Policy > Politics
I read this site every day over the last few months, but once the conventions started I was pretty much silent since anything I said would be an explicit or implicit endorsement of one candidate or the other, and US Military members are not allowed to do that. Now that we're set for the next... while, I guess, I can type once again. Hooray!
The election also showed this too me. No one thought that the GOP would lose seats in the Senate this year, at least not until fairly late into the long campaign. All the external factors were against a big D win, and most of them were still present this week. Fortunately for progressives, the policies of the GOP came up and made a bigger impact than any other external factors. Or, in the top race's case, the utter lack of consistent policy ideas beyond "make America better."
Tax Returns - R.I.P. 2012
I think this will end up being the most lasting effect of this campaign. The Romney campaign gambled that the population wouldn't care about his tax returns not being released, and he was right. Despite bucking a longstanding precedent he still won a ton of states and didn't really pay a price for it. Red states still voted for Romney, blue states still voted for Obama, purplish states voted for the incumbent... which is kinda what the polls had been suggesting since... [checks 538] yeah, ever. I really don't think we'll see tax returns brought up on insider vs insider elections unless there is some monumentally positive thing in the releaser's returns. To paraphrase Chris Rock, you're supposed to pay your taxes, what do you want, a cookie?
If a non-insider (someone who isn't fabulously wealthy and hasn't been involved in politics before) runs, it might be able to be forced as an issue. Just as long as Sen. Reid isn't doing the forcing. Speaking of Senator Reid...
Senate reform is required, but will it happen?
Sen. Reid has been promising filibuster reform this congress, and he has more than enough votes to pull it off before the congress begins. Will he, and what form will it take remain to be seen. The simplest solution requires no rule changes at all and is outlined below.
Sen. A: I move we vote on Backlogged Judicial Nominee #24601I think it's called the motion to proceed, but I'm not sure. The filibuster is a valuable and useful tool, but it's purpose is to bring the public into the Senate debate, not to stall votes. If Sen. Reid doesn't allow the Senate to move on to other business the Senate will grind to a halt because Sen. X has to go on record saying he wants it to. The public will get mad, everyone from both parties gets involved, and every time there's a vote the obstructionists will spend political capital to stop the Senate from moving on to something more productive. Spend a couple weeks "debating" a non-controversial judicial nominee and I don't think you'll do it again. Plus the Senate makeup will change after the following election.
Sen. B: I haven't heard enough debate to make an informed opinion.

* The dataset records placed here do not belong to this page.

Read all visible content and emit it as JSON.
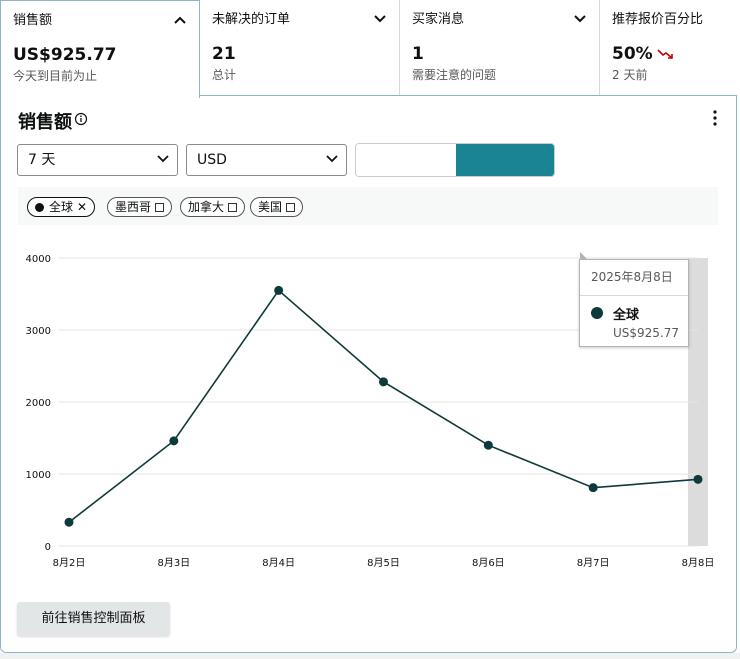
{
  "cards": [
    {
      "label": "销售额",
      "value": "US$925.77",
      "sub": "今天到目前为止",
      "expanded": true
    },
    {
      "label": "未解决的订单",
      "value": "21",
      "sub": "总计",
      "expanded": false
    },
    {
      "label": "买家消息",
      "value": "1",
      "sub": "需要注意的问题",
      "expanded": false
    },
    {
      "label": "推荐报价百分比",
      "value": "50%",
      "sub": "2 天前",
      "trend": "down"
    }
  ],
  "panel": {
    "title": "销售额",
    "period_select": "7 天",
    "currency_select": "USD",
    "toggle_active": "right",
    "filters": [
      {
        "label": "全球",
        "selected": true
      },
      {
        "label": "墨西哥",
        "selected": false
      },
      {
        "label": "加拿大",
        "selected": false
      },
      {
        "label": "美国",
        "selected": false
      }
    ],
    "goto_button": "前往销售控制面板"
  },
  "tooltip": {
    "date": "2025年8月8日",
    "series": "全球",
    "value": "US$925.77"
  },
  "colors": {
    "accent": "#1a8394",
    "line": "#0d3a3a",
    "trend_down": "#c40000"
  },
  "chart_data": {
    "type": "line",
    "categories": [
      "8月2日",
      "8月3日",
      "8月4日",
      "8月5日",
      "8月6日",
      "8月7日",
      "8月8日"
    ],
    "series": [
      {
        "name": "全球",
        "values": [
          330,
          1460,
          3550,
          2280,
          1400,
          810,
          925.77
        ]
      }
    ],
    "y_ticks": [
      0,
      1000,
      2000,
      3000,
      4000
    ],
    "ylim": [
      0,
      4000
    ],
    "grid": true,
    "highlight_category": "8月8日"
  }
}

Sen. Leader: OK, we'll stay on this until you can make up your mind. Who wants to talk first?
Also, everyone's taxes are going to go up, at least for a little while, in January. The Speaker has made clear he's open to new revenue from the Confidence Fairy, but not from actual government revenue sources. Oh well. If Senator Reid is willing to jump he'll find himself in a much better bargaining position. Unfortunately I'd guess about 90% of the population (including myself) believes he'll have a hard time convincing the Speaker that Sen. Reid's just crazy enough to do it. There's also that little problem of "Will he actually do it", completely separate from the psychological issue. Ultimately the Senates problems stem from leadership that believes the Senate can function like it used to even though the conditions that allowed cordial bargaining no longer exist. There's no bargaining, it's simply playing chicken with taxpayers as the victims, and that's a game that Democrats have been poor at in recent memory.
So yeah, I'm glad it's all over now and we can focus on policy again. I'm still not sure how much policy can actually get done, but if Sen. Reid follows through on his tax and filibuster threats there may be just enough of a "Shit just got real" reaction to let policy proceed.